Recent data suggests that younger generations are on track to save more than their parents and grandparents, despite their earnings on average being considerably lower. Part of the reason for this is time: simply put, young people have more years ahead of them than older generations until they retire, meaning that any money they put away now has more time to grow.
A recent study by the Pensions and Lifetime Savings Association (PLSA) has suggested that people who have saved into defined benefit (DB) pension schemes have only a 50/50 chance of receiving the payouts they are expecting, resulting in millions missing out on the retirement income promised to them. The pressure on some employers to meet their pension obligations has increased significantly, with well-publicised cases of pension collapse including that of BHS once again highlighting the concerns surrounding the future of workplace pensions.
Retirement is undoubtedly the section of your life which receives the largest amount of planning for most people, with much of your working life spent ensuring you can live where and how you want once you’ve retired. However, as with all plans, there are always going to be aspects of your retirement which don’t end up quite how you’d expected, and a few you might not have even considered until you’ve actually given up work. Here are a few key lessons learned by those enjoying retirement already:
Retirement should be the time in your life where you’re able to relax and enjoy the fruits of your labour throughout your working life. However, simply paying into your savings or a pension for when you retire might not allow you to do this if you’re not putting enough away. But what does “enough” look like? Here are a few questions to consider to help you get started.
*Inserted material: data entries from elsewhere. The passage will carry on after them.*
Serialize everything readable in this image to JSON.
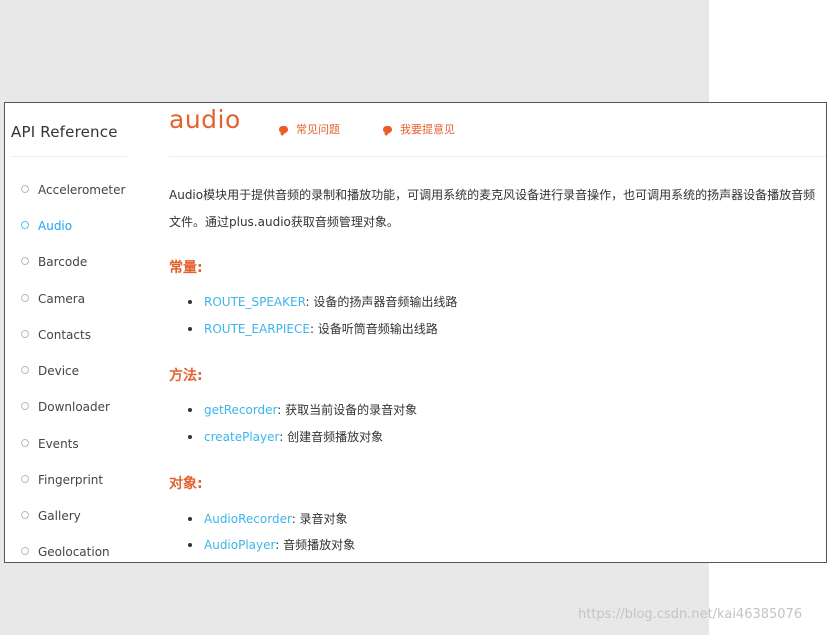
{
  "sidebar": {
    "title": "API Reference",
    "items": [
      {
        "label": "Accelerometer"
      },
      {
        "label": "Audio"
      },
      {
        "label": "Barcode"
      },
      {
        "label": "Camera"
      },
      {
        "label": "Contacts"
      },
      {
        "label": "Device"
      },
      {
        "label": "Downloader"
      },
      {
        "label": "Events"
      },
      {
        "label": "Fingerprint"
      },
      {
        "label": "Gallery"
      },
      {
        "label": "Geolocation"
      }
    ],
    "active_item": "Audio"
  },
  "header": {
    "title": "audio",
    "links": [
      {
        "label": "常见问题",
        "icon": "speech-bubble-icon"
      },
      {
        "label": "我要提意见",
        "icon": "speech-bubble-icon"
      }
    ]
  },
  "content": {
    "description_line1": "Audio模块用于提供音频的录制和播放功能，可调用系统的麦克风设备进行录音操作，也可调用系统的扬声器设备播放音频",
    "description_line2": "文件。通过plus.audio获取音频管理对象。",
    "sections": [
      {
        "heading": "常量:",
        "items": [
          {
            "link": "ROUTE_SPEAKER",
            "text": ": 设备的扬声器音频输出线路"
          },
          {
            "link": "ROUTE_EARPIECE",
            "text": ": 设备听筒音频输出线路"
          }
        ]
      },
      {
        "heading": "方法:",
        "items": [
          {
            "link": "getRecorder",
            "text": ": 获取当前设备的录音对象"
          },
          {
            "link": "createPlayer",
            "text": ": 创建音频播放对象"
          }
        ]
      },
      {
        "heading": "对象:",
        "items": [
          {
            "link": "AudioRecorder",
            "text": ": 录音对象"
          },
          {
            "link": "AudioPlayer",
            "text": ": 音频播放对象"
          }
        ]
      }
    ]
  },
  "watermark": "https://blog.csdn.net/kai46385076",
  "colors": {
    "accent": "#e4622f",
    "link": "#3cb5ec",
    "active_nav": "#1ea6ec",
    "outer_background": "#e8e8e8"
  }
}
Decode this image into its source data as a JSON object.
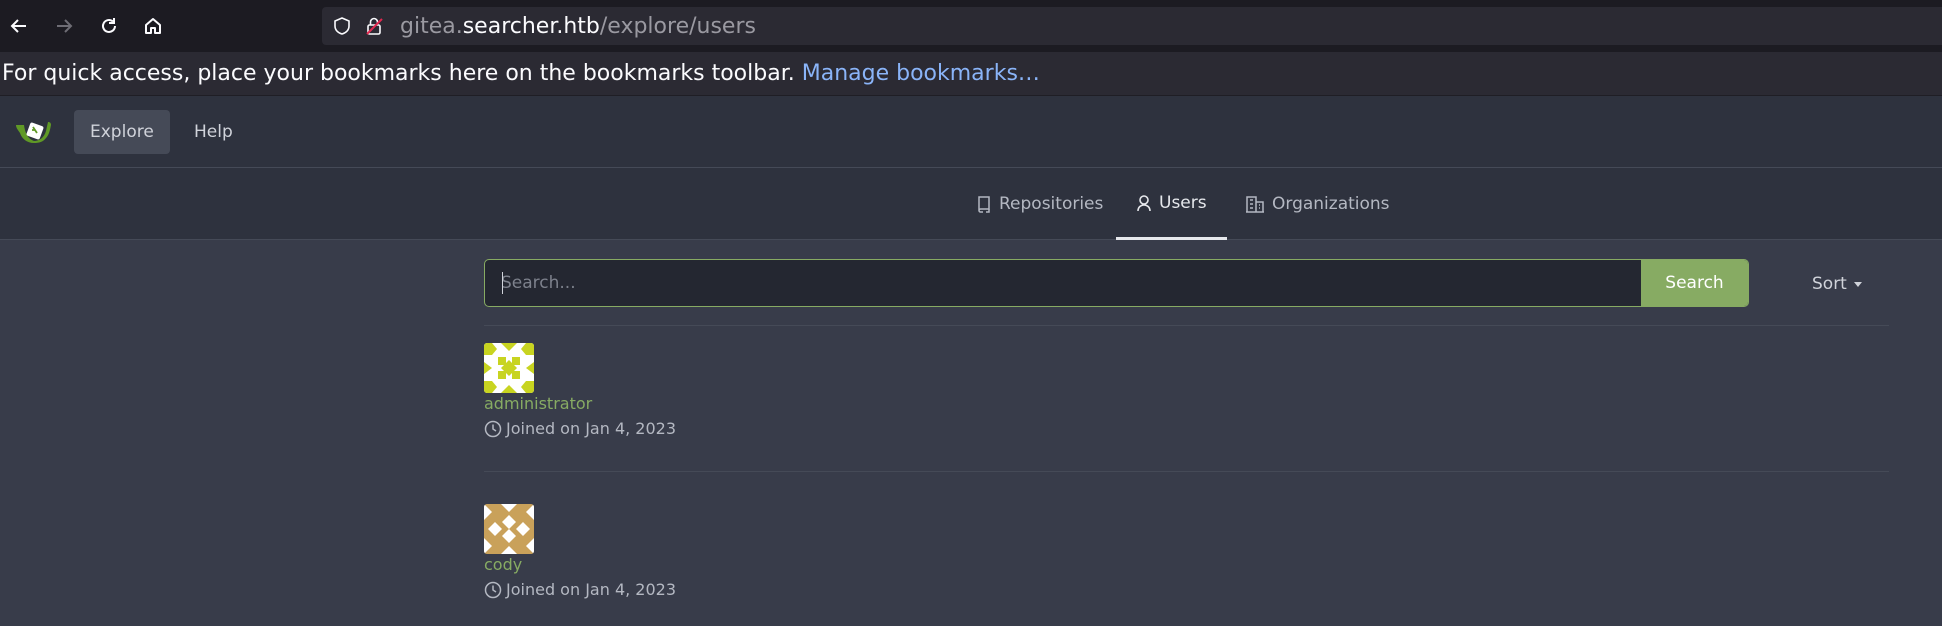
{
  "browser": {
    "url_prefix": "gitea.",
    "url_host": "searcher.htb",
    "url_path": "/explore/users",
    "bookmarks_message": "For quick access, place your bookmarks here on the bookmarks toolbar.",
    "bookmarks_link": "Manage bookmarks…"
  },
  "header": {
    "nav": [
      {
        "label": "Explore",
        "active": true
      },
      {
        "label": "Help",
        "active": false
      }
    ]
  },
  "tabs": [
    {
      "label": "Repositories",
      "icon": "repo-icon",
      "active": false
    },
    {
      "label": "Users",
      "icon": "person-icon",
      "active": true
    },
    {
      "label": "Organizations",
      "icon": "organization-icon",
      "active": false
    }
  ],
  "search": {
    "placeholder": "Search...",
    "value": "",
    "button_label": "Search",
    "sort_label": "Sort"
  },
  "users": [
    {
      "name": "administrator",
      "joined": "Joined on Jan 4, 2023",
      "avatar_color": "#c8d420"
    },
    {
      "name": "cody",
      "joined": "Joined on Jan 4, 2023",
      "avatar_color": "#c9a15a"
    }
  ],
  "colors": {
    "accent": "#87ab63",
    "background": "#383c4a",
    "header": "#2e323e"
  }
}
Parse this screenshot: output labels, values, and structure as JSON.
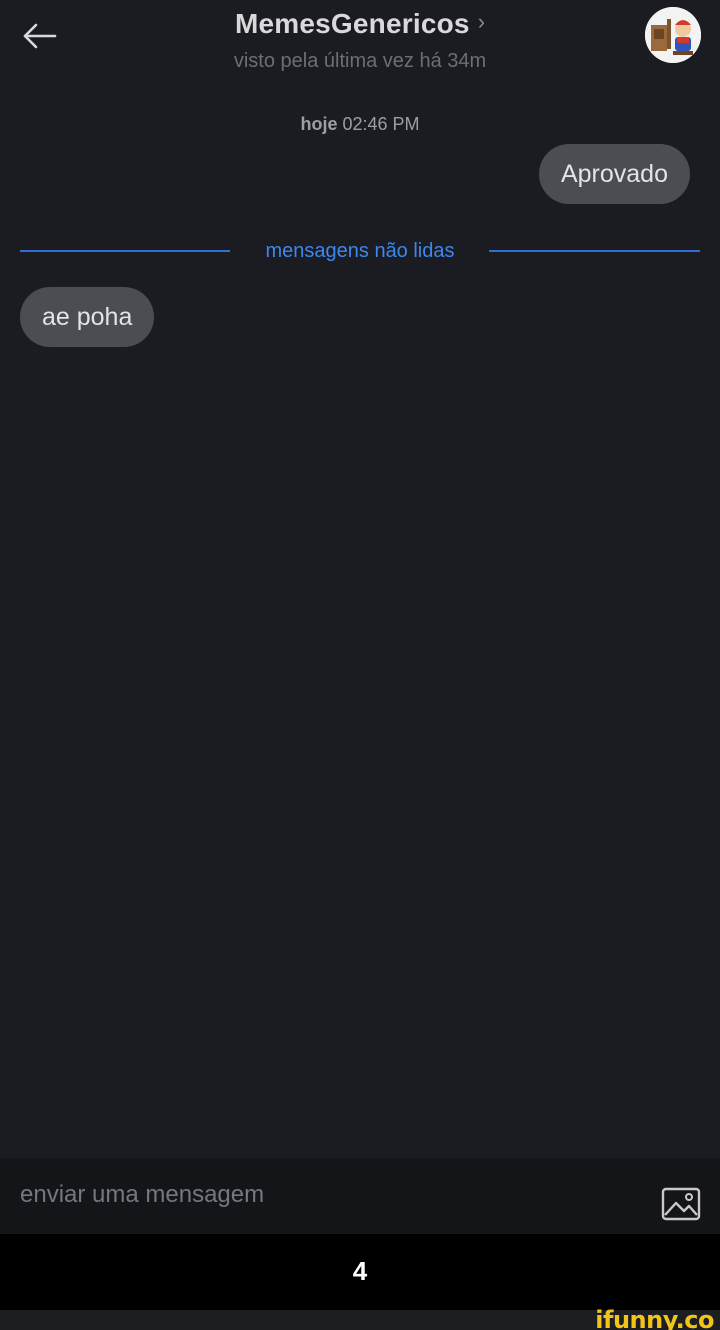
{
  "header": {
    "title": "MemesGenericos",
    "chevron": "›",
    "subtitle": "visto pela última vez há 34m",
    "back_icon": "back-arrow-icon",
    "avatar_icon": "profile-avatar"
  },
  "conversation": {
    "date_bold": "hoje",
    "date_time": "02:46 PM",
    "messages": [
      {
        "direction": "outgoing",
        "text": "Aprovado"
      },
      {
        "direction": "incoming",
        "text": "ae poha"
      }
    ],
    "unread_label": "mensagens não lidas"
  },
  "composer": {
    "placeholder": "enviar uma mensagem",
    "value": "",
    "image_icon": "image-icon"
  },
  "caption": {
    "number": "4"
  },
  "watermark": {
    "text": "ifunny.co"
  },
  "colors": {
    "background": "#1b1c22",
    "bubble": "#4c4d52",
    "accent_blue": "#3d86ee",
    "watermark": "#f2c418"
  }
}
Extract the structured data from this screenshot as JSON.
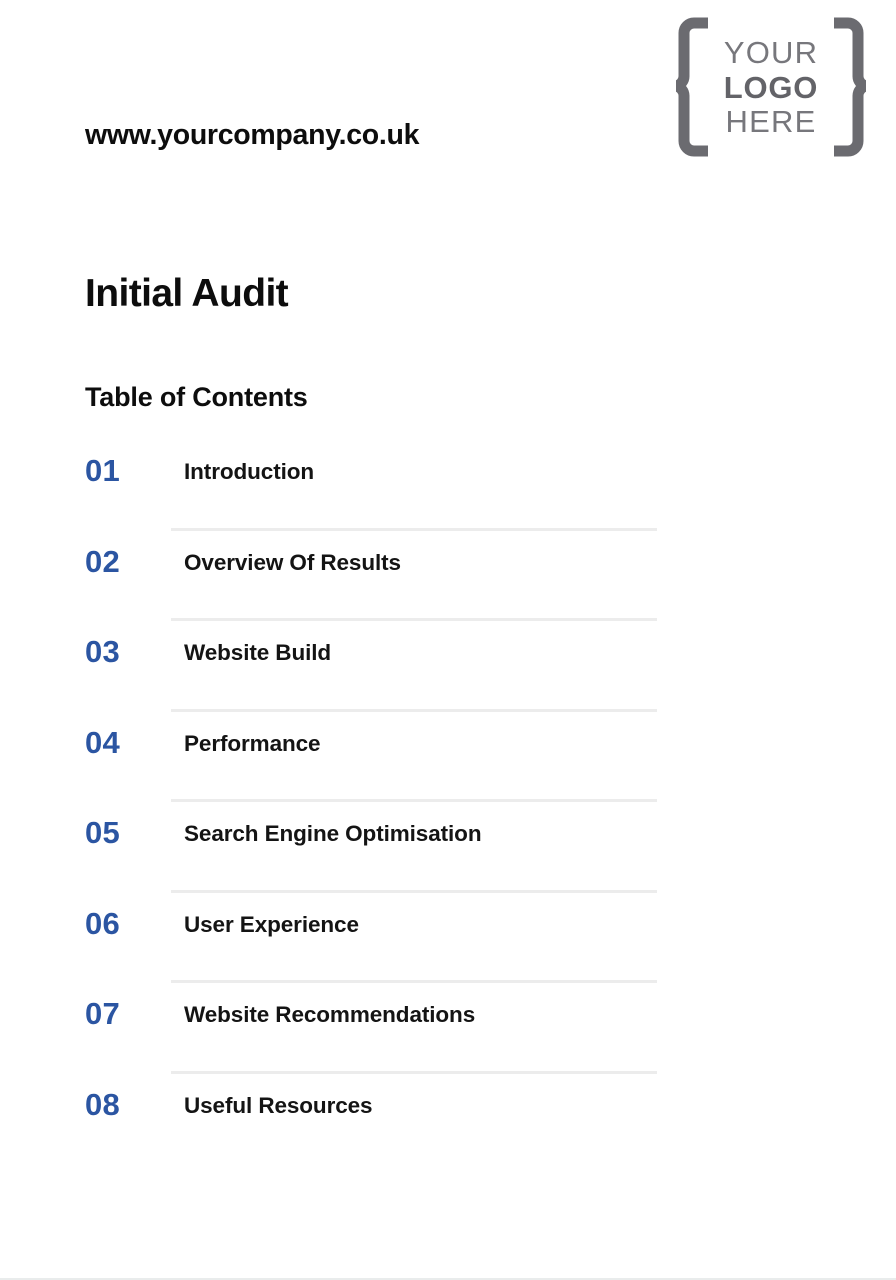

It will come as a surprise to nobody that retirement is one of the biggest lifestyle changes you’ll ever experience. But as your priorities shift and the free time available to you increases, what you might not be as aware of is the way in which your spending habits are likely to alter too.
With both property prices and the cost of living continuing to rise, as well as low interest rates making it difficult to save, the ‘Bank of Mum and Dad’ is increasingly becoming a partnership with the ‘Bank of Gran and Grandad’. If you have grandchildren, it’s only natural that you’ll want to provide for them in some way as you move towards your retirement years. But what’s the best way of supporting the younger members of your family in the long term as well as the short term?